My facination with the Planet of the Apes movies began in 1974, when my parents took 5-year-old Dr. K to see all five movies at the theater on Elmora Ave. in Elizabeth, New Jersey. And by "took to see," I mean, "used as a babysitter." But my parents' neglect proved to be a benefit in the long run, as this event began my early training for watching maraton movie screenings, and it also cemented my love for this franchise.
Of course, now that I think about it, it probably had a greater impact on me than I realized. After all, in the final two films, Caesar, orphaned by his murdered parents, grows up to become the violent revolutionary leader of the apes who then chooses a path of responsibility and equality with the humans. A 5-year-old boy, left alone by his parents at a movie theater, must have felt some affinity there. Feel free to draw other psychological conclusions as well.

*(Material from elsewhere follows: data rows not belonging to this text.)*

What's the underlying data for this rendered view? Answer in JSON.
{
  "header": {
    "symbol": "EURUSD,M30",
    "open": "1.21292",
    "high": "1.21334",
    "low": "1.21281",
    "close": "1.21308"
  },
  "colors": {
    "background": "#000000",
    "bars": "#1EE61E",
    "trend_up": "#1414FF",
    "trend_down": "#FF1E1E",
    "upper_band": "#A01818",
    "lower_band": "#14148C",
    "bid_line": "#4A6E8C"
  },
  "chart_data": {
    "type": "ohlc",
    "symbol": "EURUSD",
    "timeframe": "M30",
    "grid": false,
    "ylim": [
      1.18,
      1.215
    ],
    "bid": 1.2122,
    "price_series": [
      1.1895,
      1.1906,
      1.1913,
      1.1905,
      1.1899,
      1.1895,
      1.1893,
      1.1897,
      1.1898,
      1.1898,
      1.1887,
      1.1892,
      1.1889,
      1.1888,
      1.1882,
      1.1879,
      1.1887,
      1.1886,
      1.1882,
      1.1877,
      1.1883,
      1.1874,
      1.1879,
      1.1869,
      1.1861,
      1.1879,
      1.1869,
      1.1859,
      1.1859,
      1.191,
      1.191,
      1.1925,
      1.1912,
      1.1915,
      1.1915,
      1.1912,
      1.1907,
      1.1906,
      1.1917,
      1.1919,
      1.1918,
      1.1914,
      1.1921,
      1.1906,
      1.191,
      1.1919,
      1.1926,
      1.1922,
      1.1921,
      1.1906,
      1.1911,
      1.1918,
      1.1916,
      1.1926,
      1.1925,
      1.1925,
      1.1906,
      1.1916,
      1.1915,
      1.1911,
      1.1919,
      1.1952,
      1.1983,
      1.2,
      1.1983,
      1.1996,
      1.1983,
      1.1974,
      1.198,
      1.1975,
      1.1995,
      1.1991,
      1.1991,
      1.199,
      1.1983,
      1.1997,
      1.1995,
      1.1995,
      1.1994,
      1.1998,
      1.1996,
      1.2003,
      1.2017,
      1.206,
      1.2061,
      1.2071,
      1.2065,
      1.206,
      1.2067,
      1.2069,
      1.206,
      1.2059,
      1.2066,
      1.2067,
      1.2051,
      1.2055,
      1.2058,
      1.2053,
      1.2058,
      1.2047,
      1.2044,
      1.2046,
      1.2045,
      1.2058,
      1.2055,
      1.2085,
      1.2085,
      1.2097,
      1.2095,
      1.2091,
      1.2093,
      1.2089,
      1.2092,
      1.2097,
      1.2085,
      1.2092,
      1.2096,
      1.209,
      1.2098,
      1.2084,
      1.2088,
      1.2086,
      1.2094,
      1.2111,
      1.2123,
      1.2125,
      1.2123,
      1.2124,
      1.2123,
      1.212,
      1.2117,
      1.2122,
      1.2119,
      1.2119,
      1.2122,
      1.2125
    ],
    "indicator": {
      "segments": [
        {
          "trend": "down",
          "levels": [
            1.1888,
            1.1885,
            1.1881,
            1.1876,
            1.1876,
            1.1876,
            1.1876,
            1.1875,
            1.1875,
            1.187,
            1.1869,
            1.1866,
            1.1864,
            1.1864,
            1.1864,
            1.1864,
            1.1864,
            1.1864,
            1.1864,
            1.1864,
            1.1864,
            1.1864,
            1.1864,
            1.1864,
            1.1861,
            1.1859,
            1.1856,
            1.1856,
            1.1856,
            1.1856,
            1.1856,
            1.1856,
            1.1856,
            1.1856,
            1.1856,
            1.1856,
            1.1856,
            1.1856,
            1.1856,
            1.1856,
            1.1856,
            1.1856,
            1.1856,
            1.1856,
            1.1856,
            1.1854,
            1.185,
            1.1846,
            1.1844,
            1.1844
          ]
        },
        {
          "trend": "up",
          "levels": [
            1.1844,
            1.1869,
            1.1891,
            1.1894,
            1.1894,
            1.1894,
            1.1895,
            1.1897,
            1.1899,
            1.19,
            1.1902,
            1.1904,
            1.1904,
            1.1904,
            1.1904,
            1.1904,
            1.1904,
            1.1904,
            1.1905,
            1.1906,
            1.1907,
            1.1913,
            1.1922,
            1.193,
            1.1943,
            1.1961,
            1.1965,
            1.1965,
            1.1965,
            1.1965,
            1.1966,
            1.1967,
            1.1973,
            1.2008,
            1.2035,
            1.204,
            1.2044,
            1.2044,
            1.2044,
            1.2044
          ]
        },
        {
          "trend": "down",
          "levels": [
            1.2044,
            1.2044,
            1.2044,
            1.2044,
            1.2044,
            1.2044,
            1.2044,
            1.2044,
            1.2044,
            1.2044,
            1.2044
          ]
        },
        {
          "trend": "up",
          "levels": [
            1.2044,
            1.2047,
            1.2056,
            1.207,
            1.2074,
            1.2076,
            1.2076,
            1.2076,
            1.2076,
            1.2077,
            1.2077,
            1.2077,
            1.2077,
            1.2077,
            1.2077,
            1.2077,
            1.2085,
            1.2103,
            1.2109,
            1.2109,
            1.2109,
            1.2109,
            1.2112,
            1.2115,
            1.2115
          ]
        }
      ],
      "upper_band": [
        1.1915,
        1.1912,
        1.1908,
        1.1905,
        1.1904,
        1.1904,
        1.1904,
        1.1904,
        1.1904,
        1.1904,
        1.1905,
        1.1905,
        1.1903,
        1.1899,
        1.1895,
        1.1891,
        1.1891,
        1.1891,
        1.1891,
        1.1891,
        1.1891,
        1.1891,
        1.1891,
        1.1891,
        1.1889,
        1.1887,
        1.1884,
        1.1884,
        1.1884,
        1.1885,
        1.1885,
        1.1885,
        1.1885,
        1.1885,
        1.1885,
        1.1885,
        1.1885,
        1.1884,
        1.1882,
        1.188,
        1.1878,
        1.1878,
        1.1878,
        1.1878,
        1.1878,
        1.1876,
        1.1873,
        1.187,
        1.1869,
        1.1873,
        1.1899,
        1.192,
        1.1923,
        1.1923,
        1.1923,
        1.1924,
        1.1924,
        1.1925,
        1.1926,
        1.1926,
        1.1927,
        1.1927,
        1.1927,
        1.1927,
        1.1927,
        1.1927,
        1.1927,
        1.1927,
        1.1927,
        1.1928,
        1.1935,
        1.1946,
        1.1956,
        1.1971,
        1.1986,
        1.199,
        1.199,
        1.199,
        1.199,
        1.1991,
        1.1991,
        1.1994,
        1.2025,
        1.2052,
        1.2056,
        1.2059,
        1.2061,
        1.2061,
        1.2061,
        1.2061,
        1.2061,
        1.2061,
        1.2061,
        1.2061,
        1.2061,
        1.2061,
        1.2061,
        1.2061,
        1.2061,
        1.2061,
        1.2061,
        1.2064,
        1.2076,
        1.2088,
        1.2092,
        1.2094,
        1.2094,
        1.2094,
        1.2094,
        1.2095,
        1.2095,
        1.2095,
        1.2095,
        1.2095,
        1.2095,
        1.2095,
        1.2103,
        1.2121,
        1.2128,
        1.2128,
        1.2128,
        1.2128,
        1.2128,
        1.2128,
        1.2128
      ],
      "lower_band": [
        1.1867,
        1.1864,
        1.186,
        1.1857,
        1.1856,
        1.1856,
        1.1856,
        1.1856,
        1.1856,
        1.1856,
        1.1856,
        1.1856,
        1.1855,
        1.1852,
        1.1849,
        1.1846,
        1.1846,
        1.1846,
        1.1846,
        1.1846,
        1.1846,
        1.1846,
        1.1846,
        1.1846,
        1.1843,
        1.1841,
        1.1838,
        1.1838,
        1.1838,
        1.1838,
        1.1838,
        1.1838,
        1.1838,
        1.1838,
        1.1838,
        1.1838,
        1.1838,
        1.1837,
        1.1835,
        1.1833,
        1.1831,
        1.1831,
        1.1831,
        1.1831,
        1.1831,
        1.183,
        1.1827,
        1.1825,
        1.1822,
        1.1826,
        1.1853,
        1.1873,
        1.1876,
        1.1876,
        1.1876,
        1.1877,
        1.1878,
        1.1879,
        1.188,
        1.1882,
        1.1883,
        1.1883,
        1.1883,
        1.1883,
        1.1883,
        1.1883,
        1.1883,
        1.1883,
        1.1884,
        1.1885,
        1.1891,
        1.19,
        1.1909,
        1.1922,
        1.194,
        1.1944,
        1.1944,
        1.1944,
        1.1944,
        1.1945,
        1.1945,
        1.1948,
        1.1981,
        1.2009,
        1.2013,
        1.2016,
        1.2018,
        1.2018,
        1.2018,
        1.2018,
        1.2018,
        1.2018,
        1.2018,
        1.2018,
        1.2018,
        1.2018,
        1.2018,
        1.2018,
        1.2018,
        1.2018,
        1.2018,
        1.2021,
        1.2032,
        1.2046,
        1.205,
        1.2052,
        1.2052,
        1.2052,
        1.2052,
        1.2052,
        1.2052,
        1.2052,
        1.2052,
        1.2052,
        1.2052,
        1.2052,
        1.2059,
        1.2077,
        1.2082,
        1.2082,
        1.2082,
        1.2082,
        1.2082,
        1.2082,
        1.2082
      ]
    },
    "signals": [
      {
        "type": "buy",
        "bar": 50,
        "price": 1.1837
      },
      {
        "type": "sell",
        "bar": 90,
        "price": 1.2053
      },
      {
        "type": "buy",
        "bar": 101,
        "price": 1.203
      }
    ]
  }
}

The "Go Ape" marathon was a part of the publicity push for the short-lived television series beginning (and ending) that year. I remember getting to watch that series only sporadically because it ran on CBS opposite "Sanford and Son" and "Chico and the Man," two series that were favorites in the K household.
The Apes phenomenon lasted from 1968 until 1975, with the release of the Saturday morning cartoon. I'd have to say that 1974 was the peak year for the Apes phenomenon, despite the fact that the last movie was made in 1972. The films gained new popularity on television, and a ton of Apes merchandise was released that year. It may seem hard to believe, looking back on the films today, but the Planet of the Apes movies were billed as family films, and all but Conquest had a G rating. So, being a 5 year old at this time, I craved the various Apes toys, especially the dolls put out by Mego (and they were "dolls," not "action figures." No male psyche should be so fragile as to require a euphemism for the fact that he played with dolls as a child.).
As with most Mego dolls, however, I had to be content with occasionally playing with those of friends and cousins, many of whom not only had the dolls themselves, but also the treehouse and fortress playsets. My younger brother, though, did have the Galen doll from the tv show, but because our toys were generally community property (another innovative parenting technique), I frequently had Galen teaming up with Mego Captain Kirk and Mr. Spock instead of astronauts Alan Virdon and Pete Burke. (I also had Galen teaming up with my cousins' Cher doll, but that is an entirely different story.) And thus began and ended any interest I had in creating fan fiction.
Here's a collection of all the tv commercials for the Mego Planet of the Apes line. I remember these commercials well.
A couple of comments:
--The second commercial refers to Galen as "the grandson of Cornelius." Was this ever established in the series? I know the series had a lot of continuity glitches, but this one just doesn't make sense.
--That third commercial is brilliant, covering the entire first movie in 30 seconds.
--Other than the third one, every commercial featuring an actual plot ends with an ape victory and human defeat.
--I need to find a way to incorporate "I smell an astronaut!" into my daily conversations.
--The "Action Catapult" with remote controlled horse has to be the single greatest toy ever created. Those were the days when toys were guaranteed to put your eye out.(I must, however, geekily point out that the final ad refers to the human as "Virdon" when it is clearly the Burke doll being used.)
Unlike a lot of the pop culture products from my youth, including most of the comics I read back then, where my nostalgia does not line up with the quality of the product, my appreciation for Planet of the Apes has only grown. Much of this has to do with the fact that the movies develop an extraordinary level of pessimism and misanthropy over the course of the cycle--an attitude I appreciate more as an adult than I did as a child. I'll have more on that as the week progresses.
Today's Link: I'm also going to try to link to some great Apes- related sites. The first is Rich Handley's excellent site, The Hasslein Curve--A Timeline of the Planet of the Apes. This site is exhaustive in its detail, organizing every Apes story (including all the comic book series) into a historical timeline. This is the kind of thing that the internet was made for.
Coming up next: It's the end of the world as we know it.